Does it hurt your credit score if you don’t use your credit card? 

On its own, not using a credit card won’t hurt your credit score. You’re not increasing your credit utilization or over-extending yourself financially, which are both good things from a credit score standpoint.

But if you don’t use a credit card for a prolonged period, you run the risk of the card issuer canceling your account. Inactivity is a common reason credit card companies close accounts. And if the card that’s closed is your oldest account, your credit score could take a hit. Remember, the length of your account history factors into your FICO score, so decreasing that length could hurt your credit.

Kyle Woodley is the Editor-in-Chief of Young and the Invested. His 20-year journalistic career has included more than a decade in financial media, where he previously has served as the Senior Investing Editor of Kiplinger.com and the Managing Editor of InvestorPlace.com.

Kyle Woodley oversees Young and the Invested’s investing coverage, including stocks, bonds, exchange-traded funds (ETFs), mutual funds, real estate, alternatives, and other investments. He also writes the weekly Weekend Tea newsletter.

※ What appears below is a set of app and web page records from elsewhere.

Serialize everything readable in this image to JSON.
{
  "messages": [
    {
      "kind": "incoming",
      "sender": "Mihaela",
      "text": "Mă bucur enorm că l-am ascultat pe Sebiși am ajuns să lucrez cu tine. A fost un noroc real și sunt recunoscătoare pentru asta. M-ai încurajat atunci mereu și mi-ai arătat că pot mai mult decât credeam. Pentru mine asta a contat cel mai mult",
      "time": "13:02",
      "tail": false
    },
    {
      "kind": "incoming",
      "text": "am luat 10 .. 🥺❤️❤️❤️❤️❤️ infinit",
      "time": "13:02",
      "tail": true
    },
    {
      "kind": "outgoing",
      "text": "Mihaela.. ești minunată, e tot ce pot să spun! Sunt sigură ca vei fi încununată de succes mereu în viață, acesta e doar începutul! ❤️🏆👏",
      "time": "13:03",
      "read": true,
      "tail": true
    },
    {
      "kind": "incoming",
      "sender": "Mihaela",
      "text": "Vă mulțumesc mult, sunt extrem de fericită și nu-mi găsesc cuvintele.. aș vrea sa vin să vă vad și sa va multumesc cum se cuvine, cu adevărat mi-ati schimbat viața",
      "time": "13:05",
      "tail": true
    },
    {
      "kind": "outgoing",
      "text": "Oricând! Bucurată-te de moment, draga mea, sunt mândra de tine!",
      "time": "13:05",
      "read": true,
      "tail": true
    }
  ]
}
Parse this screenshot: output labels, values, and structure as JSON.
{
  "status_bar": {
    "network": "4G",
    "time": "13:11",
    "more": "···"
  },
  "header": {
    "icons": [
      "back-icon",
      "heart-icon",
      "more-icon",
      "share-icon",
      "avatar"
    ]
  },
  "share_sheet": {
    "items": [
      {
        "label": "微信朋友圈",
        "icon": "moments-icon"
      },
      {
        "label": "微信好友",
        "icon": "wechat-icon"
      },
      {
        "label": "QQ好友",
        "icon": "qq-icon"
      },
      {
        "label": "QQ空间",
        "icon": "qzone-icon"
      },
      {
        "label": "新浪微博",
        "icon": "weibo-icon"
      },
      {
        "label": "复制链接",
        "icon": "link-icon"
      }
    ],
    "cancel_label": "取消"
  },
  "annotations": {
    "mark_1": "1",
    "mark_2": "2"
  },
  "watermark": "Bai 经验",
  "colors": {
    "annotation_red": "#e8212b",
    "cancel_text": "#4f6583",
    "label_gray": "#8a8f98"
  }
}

Kyle spent five years as the Senior Investing Editor at Kiplinger, and six years at InvestorPlace.com, including two as Managing Editor. His work has appeared in several outlets, including Yahoo! Finance, MSN Money, the Nasdaq, Barchart, The Globe and Mail, and U.S. News & World Report. He also has made guest appearances on Fox Business and Money Radio, among other shows and podcasts, and he has been quoted in several outlets, including MarketWatch, Vice, and Univision.

He is a proud graduate of The Ohio State University, where he earned a BA in journalism … but he doesn’t necessarily care whether you use the “The.”

Check out what he thinks about the stock market, sports, and everything else at @KyleWoodley.